=== Begin Enclosure ===

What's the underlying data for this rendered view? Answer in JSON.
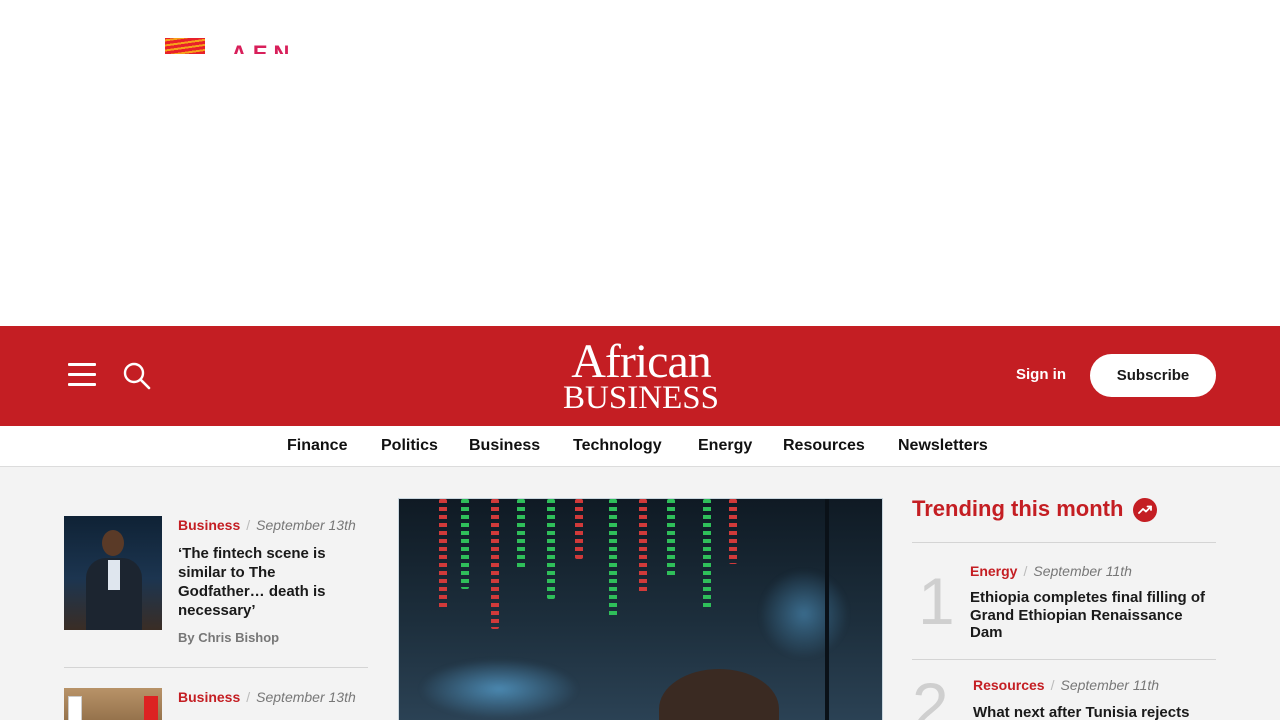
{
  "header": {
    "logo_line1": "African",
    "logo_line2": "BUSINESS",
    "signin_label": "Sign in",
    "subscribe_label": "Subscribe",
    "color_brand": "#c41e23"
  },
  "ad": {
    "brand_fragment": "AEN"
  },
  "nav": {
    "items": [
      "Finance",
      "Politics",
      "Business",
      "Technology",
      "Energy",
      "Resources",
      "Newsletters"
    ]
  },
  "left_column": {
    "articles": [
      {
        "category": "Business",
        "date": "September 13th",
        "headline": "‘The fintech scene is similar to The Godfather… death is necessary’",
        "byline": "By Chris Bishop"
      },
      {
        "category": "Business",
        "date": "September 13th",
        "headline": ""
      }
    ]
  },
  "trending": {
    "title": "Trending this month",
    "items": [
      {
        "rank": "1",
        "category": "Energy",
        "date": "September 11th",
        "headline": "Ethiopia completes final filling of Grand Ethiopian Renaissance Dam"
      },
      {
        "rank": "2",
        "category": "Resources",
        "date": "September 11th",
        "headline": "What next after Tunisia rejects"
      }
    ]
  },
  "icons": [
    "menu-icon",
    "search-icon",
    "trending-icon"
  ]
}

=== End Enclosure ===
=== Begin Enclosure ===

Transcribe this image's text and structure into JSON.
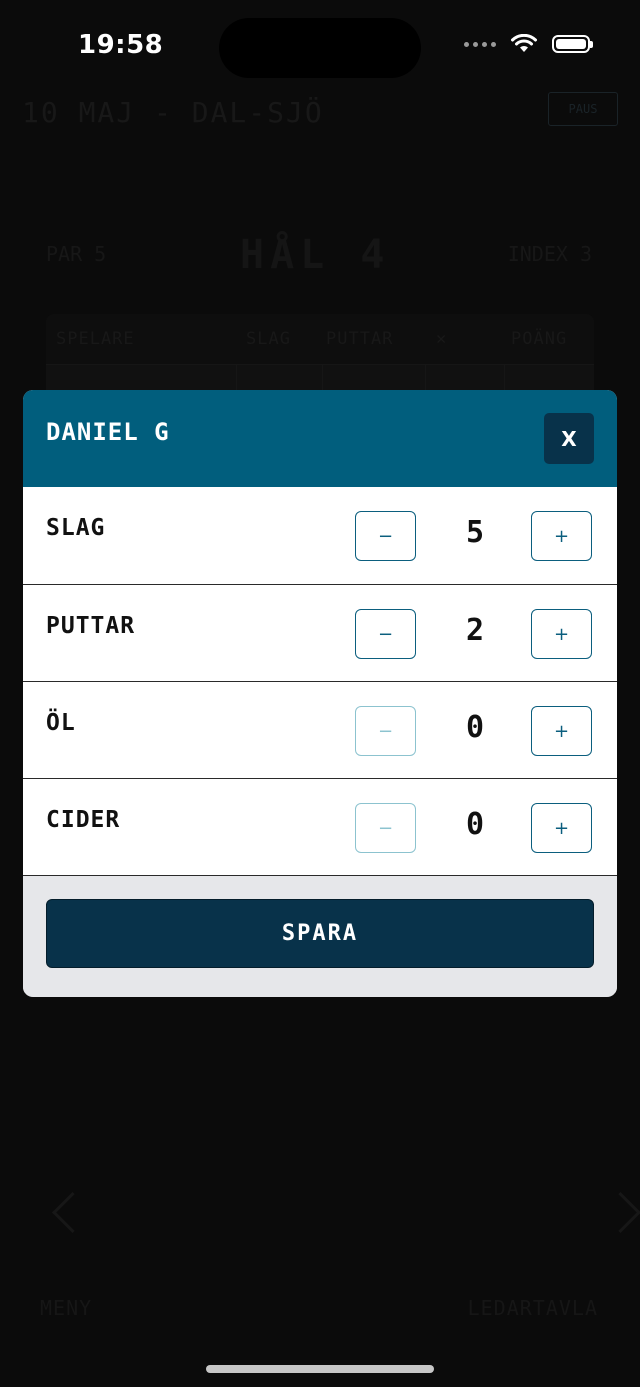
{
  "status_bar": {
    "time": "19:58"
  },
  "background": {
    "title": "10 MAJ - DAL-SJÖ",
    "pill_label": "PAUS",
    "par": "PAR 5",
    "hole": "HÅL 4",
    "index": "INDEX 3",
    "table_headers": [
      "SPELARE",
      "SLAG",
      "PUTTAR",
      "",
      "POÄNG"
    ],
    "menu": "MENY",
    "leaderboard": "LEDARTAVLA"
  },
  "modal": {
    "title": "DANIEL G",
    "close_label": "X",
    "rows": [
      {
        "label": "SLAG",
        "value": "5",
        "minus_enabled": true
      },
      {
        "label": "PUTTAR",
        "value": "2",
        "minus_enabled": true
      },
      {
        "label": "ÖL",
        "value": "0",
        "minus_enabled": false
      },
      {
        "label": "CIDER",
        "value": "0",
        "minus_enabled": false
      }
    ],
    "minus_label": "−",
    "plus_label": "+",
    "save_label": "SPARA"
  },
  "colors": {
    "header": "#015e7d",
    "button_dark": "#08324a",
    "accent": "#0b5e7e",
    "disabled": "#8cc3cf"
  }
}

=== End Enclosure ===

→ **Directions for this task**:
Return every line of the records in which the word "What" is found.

→ **Response box**:
What's the underlying data for this rendered view? Answer in JSON.
        "headline": "What next after Tunisia rejects"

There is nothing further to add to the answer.